**Task statement:** Reply with the data below, repeated exactly in full.

(Website and app data records)
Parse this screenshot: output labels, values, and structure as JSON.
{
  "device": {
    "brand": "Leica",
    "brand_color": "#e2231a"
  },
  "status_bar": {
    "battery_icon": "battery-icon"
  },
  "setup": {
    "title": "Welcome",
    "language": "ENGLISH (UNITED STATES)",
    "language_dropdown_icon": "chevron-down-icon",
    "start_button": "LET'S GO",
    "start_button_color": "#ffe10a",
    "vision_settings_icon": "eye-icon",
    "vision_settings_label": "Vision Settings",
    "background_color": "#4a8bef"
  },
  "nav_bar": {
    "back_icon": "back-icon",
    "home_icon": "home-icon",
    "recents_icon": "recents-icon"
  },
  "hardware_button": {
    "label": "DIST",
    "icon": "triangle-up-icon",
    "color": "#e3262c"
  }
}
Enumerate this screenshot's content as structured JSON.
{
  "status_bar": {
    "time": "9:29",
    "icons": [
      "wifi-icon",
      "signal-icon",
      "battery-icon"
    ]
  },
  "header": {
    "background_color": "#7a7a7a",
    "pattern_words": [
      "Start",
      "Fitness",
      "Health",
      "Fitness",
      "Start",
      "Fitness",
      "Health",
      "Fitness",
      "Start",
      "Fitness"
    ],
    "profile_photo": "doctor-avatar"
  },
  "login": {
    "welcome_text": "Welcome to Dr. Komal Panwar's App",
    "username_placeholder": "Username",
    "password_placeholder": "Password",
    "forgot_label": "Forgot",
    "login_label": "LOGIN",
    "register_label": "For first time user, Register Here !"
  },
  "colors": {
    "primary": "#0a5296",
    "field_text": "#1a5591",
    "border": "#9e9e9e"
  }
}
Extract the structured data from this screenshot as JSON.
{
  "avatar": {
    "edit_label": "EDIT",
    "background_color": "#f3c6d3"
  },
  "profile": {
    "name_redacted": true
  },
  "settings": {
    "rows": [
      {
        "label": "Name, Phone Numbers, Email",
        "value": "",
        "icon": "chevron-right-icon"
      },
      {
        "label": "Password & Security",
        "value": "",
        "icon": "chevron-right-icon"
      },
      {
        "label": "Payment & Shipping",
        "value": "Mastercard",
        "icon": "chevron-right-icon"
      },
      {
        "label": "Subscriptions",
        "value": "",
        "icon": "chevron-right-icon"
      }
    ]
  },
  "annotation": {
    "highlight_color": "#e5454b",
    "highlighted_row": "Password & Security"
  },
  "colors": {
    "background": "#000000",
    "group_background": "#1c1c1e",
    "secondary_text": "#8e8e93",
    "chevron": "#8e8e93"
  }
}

**Written answer:**
Parse this screenshot: output labels, values, and structure as JSON.
{
  "device": {
    "brand": "Leica",
    "brand_color": "#e2231a"
  },
  "status_bar": {
    "battery_icon": "battery-icon"
  },
  "setup": {
    "title": "Welcome",
    "language": "ENGLISH (UNITED STATES)",
    "language_dropdown_icon": "chevron-down-icon",
    "start_button": "LET'S GO",
    "start_button_color": "#ffe10a",
    "vision_settings_icon": "eye-icon",
    "vision_settings_label": "Vision Settings",
    "background_color": "#4a8bef"
  },
  "nav_bar": {
    "back_icon": "back-icon",
    "home_icon": "home-icon",
    "recents_icon": "recents-icon"
  },
  "hardware_button": {
    "label": "DIST",
    "icon": "triangle-up-icon",
    "color": "#e3262c"
  }
}
Enumerate this screenshot's content as structured JSON.
{
  "status_bar": {
    "time": "9:29",
    "icons": [
      "wifi-icon",
      "signal-icon",
      "battery-icon"
    ]
  },
  "header": {
    "background_color": "#7a7a7a",
    "pattern_words": [
      "Start",
      "Fitness",
      "Health",
      "Fitness",
      "Start",
      "Fitness",
      "Health",
      "Fitness",
      "Start",
      "Fitness"
    ],
    "profile_photo": "doctor-avatar"
  },
  "login": {
    "welcome_text": "Welcome to Dr. Komal Panwar's App",
    "username_placeholder": "Username",
    "password_placeholder": "Password",
    "forgot_label": "Forgot",
    "login_label": "LOGIN",
    "register_label": "For first time user, Register Here !"
  },
  "colors": {
    "primary": "#0a5296",
    "field_text": "#1a5591",
    "border": "#9e9e9e"
  }
}
Extract the structured data from this screenshot as JSON.
{
  "avatar": {
    "edit_label": "EDIT",
    "background_color": "#f3c6d3"
  },
  "profile": {
    "name_redacted": true
  },
  "settings": {
    "rows": [
      {
        "label": "Name, Phone Numbers, Email",
        "value": "",
        "icon": "chevron-right-icon"
      },
      {
        "label": "Password & Security",
        "value": "",
        "icon": "chevron-right-icon"
      },
      {
        "label": "Payment & Shipping",
        "value": "Mastercard",
        "icon": "chevron-right-icon"
      },
      {
        "label": "Subscriptions",
        "value": "",
        "icon": "chevron-right-icon"
      }
    ]
  },
  "annotation": {
    "highlight_color": "#e5454b",
    "highlighted_row": "Password & Security"
  },
  "colors": {
    "background": "#000000",
    "group_background": "#1c1c1e",
    "secondary_text": "#8e8e93",
    "chevron": "#8e8e93"
  }
}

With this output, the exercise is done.